- 2 large baking trays oven wide or use 3-4 smaller baking trays
- 450 grams of mixed seeds sesame pumpkin, sunflower, linseed or any others that you fancy
- 280 grams flour Any plain cake flour or low gluten flour, such as wheat free sprouted flour wholemeal, spelt or rye flour
- 115 grams porridge oats use gluten free if you like
- 250 ml water or use milk or buttermilk or any dairy free milk
- 125 ml oil Coconut oil or sunflower or vegetable oil
- 1 teaspoon of baking powder
- 1 1/2 teaspoon of salt Start with 1 teaspoon for your first batch and then decide if you need more or less for the next one
- Mix all the dry ingredients first, then mix in all the wet ingredients. Yes, it really is that simple!
- It will form fairly stiff dough, but that exactly what you want. Don’t over mix it.
- Divide into about three parts and roll each piece of dough between 2 sheets of non-stick baking parchment. This is the easiest way to roll out the dough, without the parchment you will really struggle and the dough is going to stick everywhere. Don’t add any more flour, otherwise the crispbread will be quite tough.
- Roll out to about £1 coin thickness (about 6 mm) and cut to shapes you like (squares or rectangles work well), leave the dough on the bottom baking parchment and prepare the rest of the dough in the same way.
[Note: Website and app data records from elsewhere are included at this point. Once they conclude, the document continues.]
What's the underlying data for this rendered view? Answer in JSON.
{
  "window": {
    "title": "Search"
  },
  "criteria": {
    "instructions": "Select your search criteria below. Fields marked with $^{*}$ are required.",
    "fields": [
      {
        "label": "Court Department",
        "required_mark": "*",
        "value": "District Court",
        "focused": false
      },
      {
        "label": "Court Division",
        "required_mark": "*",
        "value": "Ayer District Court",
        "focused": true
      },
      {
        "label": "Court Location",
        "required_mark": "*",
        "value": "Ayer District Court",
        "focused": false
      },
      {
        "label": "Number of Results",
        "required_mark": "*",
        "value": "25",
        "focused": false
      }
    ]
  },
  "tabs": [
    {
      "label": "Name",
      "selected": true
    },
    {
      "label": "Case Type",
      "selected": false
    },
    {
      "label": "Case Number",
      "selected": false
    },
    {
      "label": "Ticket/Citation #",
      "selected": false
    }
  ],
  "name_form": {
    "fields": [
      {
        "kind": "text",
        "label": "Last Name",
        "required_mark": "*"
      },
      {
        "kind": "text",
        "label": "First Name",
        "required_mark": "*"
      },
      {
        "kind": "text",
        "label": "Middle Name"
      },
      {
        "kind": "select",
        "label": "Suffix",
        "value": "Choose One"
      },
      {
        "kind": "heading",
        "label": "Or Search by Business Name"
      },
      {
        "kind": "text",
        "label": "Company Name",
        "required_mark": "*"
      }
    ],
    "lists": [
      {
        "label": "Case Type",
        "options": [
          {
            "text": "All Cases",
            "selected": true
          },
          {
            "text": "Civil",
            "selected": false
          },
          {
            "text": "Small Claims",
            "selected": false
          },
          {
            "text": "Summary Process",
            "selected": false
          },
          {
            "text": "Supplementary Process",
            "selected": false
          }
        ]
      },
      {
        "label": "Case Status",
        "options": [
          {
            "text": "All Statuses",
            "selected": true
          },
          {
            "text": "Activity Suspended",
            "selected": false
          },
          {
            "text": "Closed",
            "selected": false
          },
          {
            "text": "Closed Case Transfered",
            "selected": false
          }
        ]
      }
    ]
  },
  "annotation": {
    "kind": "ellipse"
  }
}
- Bake for about 20 minutes on 200C (or 180 fan or 350 Fahrenheit) in preheated oven. This might look initially too long, but it's just about right! If you notice that your crispbread is browning too quickly lower the temperature a little.
- Remove from the baking tray to cooling rack and enjoy when it’s cool enough to handle.
This recipe was originally written on 4 April 2015 and last tested and updated on 14 November 2022